While there has been a great deal of discussion and media coverage regarding the benefits of “green building,” until recently, less attention has been given to the risks involved – particularly the legal risks.

Green Building (also called “sustainable building”) is an approach to building that focuses on minimizing the environmental impacts of construction, increasing the efficient use of resources, and contributing to the health and productivity of a building’s occupants. Green buildings can achieve “certification” by any one of several third-party organizations, the most popular and universally accepted one being the U.S. Green Building Council’s Leadership in Engineering and Design (LEED®) rating system.

While green building projects generally have the same legal risks found in conventional construction, additional claims may arise because of the enhanced expectations created by the green building process. Accurate or not, Shaw Development v. Southern Builders is considered by many to be the nation’s “first green building litigation.” Shaw concerned traditional construction claims, but also concerned the failure of the building to achieve LEED “Silver” certification and the related failure of the building owner to qualify for certain tax credits triggered by such certification.

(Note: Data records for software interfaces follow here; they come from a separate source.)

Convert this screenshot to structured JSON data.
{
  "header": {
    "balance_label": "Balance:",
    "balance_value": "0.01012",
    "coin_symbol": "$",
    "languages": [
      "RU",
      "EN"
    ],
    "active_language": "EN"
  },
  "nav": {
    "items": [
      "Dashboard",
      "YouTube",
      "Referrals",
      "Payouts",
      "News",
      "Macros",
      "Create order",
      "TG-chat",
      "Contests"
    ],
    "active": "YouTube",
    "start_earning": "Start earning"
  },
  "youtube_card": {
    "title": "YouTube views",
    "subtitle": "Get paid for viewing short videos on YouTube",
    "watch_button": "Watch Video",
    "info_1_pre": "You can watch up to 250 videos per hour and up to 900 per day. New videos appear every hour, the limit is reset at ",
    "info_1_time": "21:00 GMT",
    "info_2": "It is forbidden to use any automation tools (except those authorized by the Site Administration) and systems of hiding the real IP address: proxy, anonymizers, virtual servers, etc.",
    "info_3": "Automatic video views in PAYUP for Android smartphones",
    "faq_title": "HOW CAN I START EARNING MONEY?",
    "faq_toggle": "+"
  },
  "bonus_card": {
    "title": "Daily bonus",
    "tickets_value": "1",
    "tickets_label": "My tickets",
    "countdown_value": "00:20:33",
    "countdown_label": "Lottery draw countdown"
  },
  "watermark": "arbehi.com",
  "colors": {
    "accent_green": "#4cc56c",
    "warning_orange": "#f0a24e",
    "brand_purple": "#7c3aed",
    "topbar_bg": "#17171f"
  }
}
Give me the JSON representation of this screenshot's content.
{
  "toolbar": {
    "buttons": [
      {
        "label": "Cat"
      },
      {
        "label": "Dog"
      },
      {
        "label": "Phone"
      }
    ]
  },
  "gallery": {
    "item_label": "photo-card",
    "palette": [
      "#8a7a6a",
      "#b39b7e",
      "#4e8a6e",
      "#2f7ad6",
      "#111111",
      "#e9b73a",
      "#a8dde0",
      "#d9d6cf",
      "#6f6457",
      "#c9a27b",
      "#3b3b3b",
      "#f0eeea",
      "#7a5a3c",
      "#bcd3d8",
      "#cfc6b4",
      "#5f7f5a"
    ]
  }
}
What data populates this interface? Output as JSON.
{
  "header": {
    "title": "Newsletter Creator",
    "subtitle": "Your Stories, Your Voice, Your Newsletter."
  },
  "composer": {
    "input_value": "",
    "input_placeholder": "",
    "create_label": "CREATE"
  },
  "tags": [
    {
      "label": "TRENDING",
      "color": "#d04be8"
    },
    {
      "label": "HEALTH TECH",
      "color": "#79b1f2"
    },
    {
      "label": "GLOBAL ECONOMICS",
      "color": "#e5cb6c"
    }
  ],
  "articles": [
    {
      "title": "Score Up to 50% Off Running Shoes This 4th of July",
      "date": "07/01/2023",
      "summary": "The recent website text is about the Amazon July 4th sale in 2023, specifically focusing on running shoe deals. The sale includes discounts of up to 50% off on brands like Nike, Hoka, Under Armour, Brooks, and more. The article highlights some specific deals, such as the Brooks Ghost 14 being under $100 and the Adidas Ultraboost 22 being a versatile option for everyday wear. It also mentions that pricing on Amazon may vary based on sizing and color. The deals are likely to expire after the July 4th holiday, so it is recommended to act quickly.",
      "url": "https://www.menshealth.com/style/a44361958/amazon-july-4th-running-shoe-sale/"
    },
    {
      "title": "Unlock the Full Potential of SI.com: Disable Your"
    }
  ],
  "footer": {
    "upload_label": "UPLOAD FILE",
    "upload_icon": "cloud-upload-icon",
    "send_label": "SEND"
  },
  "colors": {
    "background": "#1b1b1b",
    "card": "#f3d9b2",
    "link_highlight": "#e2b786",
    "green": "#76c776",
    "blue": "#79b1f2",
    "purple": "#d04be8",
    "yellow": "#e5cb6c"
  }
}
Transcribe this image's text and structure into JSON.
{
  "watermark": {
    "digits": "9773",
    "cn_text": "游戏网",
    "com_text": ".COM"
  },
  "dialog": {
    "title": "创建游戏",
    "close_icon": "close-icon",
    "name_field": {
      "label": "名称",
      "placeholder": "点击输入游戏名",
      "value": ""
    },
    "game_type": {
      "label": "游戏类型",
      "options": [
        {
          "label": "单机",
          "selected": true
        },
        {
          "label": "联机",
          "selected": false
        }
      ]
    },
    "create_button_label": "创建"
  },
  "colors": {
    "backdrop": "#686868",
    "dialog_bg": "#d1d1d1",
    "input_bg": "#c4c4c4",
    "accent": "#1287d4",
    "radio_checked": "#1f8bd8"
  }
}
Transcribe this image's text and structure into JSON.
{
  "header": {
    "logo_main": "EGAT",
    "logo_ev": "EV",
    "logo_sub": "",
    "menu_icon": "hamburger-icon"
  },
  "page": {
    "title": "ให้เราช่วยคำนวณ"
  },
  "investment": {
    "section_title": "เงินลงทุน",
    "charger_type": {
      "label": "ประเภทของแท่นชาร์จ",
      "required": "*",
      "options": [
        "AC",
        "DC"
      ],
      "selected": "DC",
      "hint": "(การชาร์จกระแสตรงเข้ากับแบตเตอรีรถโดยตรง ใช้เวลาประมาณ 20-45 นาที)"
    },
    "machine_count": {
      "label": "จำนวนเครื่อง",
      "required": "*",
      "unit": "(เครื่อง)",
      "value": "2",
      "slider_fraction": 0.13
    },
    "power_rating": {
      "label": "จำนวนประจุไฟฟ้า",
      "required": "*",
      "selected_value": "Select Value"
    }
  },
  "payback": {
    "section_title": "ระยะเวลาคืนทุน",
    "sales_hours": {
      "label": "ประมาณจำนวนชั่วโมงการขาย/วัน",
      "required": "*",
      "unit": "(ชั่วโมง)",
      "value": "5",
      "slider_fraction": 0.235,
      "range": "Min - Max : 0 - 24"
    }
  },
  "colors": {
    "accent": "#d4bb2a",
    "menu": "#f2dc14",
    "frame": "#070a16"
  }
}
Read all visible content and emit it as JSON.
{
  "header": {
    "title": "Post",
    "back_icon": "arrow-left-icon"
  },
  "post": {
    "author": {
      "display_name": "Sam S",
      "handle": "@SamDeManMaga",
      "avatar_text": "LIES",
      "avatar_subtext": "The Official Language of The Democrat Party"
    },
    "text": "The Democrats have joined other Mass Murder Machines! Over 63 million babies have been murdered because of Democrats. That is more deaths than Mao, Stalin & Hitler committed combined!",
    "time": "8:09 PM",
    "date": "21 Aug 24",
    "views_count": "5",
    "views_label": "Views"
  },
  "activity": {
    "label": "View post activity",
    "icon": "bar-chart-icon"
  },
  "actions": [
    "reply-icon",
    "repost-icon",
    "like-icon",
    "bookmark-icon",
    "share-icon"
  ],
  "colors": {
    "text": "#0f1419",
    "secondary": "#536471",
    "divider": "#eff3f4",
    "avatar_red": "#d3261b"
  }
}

Many predict increased litigation in this area as the number of green building projects continues to grow as a result of increased interest in sustainable buildings, as well as the billions in funding for such projects provided by the American Recovery and Reinvestment Act of 2009. (One commentator on the topic has even coined the term “LEEDigation” for such cases.)

Acknowledging these risks, several insurance companies have developed special “green building” endorsements or enhancements to their existing construction and property related polices. (A comprehensive study can be found in Marsh, Inc.’s report, The Green Built Environment in the United States: 2008 Year-end Update of the State of the Insurance Markets.

Like any “new” activity or product, the impact of green building on construction claims and litigation is not exactly known at this time. What has become clear is that industry participants are keeping a close watch.